The "50" in reference would be $50 million, so looks like the Redskins players are rounding up on Reed's deal. Plus, saying 50 is a lot easier than 46.5. More importantly, Reed knows the extra attention is meant in a fun way, and as other players have been asked about Reed's deal, all say the young tight end deserves it all.
"With Jordan Reed, you know he was so talented last year I mean how do you build on a season where you were as successful as he was?" Cousins said. "We would love to be able to develop sustained success where it is not just a one year flash in the pan and I think that is the challenge and message not just to Jordan but a lot of people."
Cousins' statement echoed the voices of many at Redskins Park. This team wants to prove that the success of 2015 was not a fluke, from GM Scot McCloughan and head coach Jay Gruden all the way down to the bottom of the roster.
And Reed is no different. On Wednesday Reed went deep on a wheel route, at least 30 or 40 yards downfield, and Cousins threw to him. The ball was slightly out of reach, yet Reed still fully extended and dove for the ball.

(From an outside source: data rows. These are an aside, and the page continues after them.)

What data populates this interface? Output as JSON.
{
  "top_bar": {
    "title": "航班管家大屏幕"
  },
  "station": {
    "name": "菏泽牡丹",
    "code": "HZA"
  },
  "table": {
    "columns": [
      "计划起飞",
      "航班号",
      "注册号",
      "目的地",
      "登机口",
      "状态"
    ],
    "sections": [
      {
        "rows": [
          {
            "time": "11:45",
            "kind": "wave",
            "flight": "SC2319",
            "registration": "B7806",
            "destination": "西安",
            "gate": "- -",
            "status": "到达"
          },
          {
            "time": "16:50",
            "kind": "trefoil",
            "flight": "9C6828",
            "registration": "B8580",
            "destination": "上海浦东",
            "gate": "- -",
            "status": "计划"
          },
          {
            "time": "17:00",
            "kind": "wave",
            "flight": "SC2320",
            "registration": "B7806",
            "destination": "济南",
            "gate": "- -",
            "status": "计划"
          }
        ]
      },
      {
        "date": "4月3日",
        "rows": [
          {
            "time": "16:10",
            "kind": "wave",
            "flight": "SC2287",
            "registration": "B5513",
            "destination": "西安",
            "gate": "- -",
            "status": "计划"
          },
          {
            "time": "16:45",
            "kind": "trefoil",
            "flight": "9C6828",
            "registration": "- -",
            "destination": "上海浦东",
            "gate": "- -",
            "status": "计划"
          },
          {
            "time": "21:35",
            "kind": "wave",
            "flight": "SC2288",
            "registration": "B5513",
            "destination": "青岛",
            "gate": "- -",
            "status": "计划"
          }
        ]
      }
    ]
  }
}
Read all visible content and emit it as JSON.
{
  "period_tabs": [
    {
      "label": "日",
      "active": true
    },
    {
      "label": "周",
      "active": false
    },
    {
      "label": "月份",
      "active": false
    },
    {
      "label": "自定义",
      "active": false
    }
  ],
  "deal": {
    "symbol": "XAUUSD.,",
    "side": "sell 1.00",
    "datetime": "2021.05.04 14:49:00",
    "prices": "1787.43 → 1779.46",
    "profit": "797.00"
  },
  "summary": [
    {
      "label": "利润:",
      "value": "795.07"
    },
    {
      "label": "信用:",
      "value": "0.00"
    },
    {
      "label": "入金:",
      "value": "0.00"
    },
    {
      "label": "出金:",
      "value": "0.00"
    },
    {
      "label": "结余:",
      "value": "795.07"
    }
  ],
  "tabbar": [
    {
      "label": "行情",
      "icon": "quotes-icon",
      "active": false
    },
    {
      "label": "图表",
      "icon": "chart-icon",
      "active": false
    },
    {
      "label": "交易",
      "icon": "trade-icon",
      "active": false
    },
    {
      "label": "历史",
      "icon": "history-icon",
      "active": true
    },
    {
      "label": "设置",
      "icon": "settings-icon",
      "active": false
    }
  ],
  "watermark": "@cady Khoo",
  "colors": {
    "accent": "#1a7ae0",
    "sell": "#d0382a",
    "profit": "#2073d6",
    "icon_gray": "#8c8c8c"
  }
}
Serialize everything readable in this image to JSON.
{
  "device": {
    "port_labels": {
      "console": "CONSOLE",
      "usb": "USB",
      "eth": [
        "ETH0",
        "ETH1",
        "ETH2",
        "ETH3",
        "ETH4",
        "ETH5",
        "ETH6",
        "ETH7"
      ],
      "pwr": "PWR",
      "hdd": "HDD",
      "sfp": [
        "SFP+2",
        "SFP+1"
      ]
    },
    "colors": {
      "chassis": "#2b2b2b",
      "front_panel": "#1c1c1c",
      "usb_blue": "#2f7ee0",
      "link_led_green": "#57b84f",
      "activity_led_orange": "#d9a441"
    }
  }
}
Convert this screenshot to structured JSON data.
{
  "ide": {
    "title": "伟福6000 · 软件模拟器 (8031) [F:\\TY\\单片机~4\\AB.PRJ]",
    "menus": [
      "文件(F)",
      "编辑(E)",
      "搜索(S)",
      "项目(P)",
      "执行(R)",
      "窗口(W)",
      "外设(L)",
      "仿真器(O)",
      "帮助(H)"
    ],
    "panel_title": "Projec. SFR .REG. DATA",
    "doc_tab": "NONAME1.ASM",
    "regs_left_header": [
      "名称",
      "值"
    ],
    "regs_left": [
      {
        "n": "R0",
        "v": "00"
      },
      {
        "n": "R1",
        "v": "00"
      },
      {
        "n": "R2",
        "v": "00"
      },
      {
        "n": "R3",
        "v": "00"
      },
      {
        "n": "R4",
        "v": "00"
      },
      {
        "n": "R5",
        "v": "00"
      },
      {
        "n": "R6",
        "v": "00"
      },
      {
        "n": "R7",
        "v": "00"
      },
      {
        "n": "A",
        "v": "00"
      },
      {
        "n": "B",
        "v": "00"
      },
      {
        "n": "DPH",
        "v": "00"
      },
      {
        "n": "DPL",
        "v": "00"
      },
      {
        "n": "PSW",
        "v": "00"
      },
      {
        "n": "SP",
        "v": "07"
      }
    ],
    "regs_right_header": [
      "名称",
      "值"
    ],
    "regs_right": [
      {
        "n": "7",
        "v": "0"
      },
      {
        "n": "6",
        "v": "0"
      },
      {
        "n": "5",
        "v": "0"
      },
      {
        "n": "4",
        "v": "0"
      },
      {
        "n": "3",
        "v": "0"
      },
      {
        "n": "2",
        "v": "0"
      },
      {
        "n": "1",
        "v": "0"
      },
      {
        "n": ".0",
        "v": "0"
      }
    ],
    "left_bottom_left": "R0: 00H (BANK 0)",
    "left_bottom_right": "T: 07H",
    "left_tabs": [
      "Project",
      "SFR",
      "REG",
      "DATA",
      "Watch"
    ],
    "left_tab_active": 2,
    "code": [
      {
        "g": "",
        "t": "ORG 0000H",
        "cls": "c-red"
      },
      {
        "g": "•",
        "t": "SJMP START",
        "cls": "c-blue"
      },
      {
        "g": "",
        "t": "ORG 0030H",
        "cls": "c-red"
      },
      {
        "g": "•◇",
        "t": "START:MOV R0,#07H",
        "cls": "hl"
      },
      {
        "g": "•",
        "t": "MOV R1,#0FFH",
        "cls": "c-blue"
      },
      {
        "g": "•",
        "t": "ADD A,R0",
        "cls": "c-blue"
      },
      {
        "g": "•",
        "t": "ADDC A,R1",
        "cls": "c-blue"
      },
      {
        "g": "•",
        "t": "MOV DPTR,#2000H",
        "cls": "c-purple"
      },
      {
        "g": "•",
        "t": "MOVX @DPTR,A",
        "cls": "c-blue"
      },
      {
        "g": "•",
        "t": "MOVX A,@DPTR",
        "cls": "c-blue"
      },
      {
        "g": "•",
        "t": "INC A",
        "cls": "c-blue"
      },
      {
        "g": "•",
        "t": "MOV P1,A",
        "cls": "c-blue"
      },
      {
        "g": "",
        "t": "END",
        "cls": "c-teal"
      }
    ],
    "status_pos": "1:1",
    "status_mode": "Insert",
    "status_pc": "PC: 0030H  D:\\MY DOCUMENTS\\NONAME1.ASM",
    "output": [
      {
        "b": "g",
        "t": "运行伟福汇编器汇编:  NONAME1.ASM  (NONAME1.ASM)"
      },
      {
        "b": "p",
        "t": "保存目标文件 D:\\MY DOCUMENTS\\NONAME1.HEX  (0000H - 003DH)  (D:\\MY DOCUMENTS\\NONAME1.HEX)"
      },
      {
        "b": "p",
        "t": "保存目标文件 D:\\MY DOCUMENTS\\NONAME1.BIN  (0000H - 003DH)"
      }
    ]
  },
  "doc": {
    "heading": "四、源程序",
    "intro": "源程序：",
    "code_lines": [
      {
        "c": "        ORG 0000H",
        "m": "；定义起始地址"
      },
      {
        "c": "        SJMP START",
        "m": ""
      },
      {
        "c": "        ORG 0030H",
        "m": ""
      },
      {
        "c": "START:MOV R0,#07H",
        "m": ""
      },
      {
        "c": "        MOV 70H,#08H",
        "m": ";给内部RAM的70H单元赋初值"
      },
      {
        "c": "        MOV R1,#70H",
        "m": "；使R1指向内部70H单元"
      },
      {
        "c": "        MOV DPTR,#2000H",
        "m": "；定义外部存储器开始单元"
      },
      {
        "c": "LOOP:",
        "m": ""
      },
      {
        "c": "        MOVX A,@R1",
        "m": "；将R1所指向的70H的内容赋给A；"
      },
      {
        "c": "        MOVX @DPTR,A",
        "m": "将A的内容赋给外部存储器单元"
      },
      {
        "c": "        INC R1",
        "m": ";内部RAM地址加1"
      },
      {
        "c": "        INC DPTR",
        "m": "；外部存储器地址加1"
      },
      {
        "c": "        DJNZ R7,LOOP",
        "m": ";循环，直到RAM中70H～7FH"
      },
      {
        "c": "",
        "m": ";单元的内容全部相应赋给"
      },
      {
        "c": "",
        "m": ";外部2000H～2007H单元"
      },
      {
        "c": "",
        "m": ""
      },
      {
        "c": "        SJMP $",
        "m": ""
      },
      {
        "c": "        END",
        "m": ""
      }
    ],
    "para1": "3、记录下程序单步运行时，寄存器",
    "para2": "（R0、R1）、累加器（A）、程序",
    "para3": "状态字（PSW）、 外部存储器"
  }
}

In May. In OTAs.
"I can’t help it," Reed said when asked if the coaches and front office would want their new highly compensated tight end laying out for a ball in the offseason.
"I see the ball in the air and my instincts take over," he said. "I'm gonna go hard in practice."
Certainly Reed's size and skill were key to his new contract, but that attitude played a large role as well.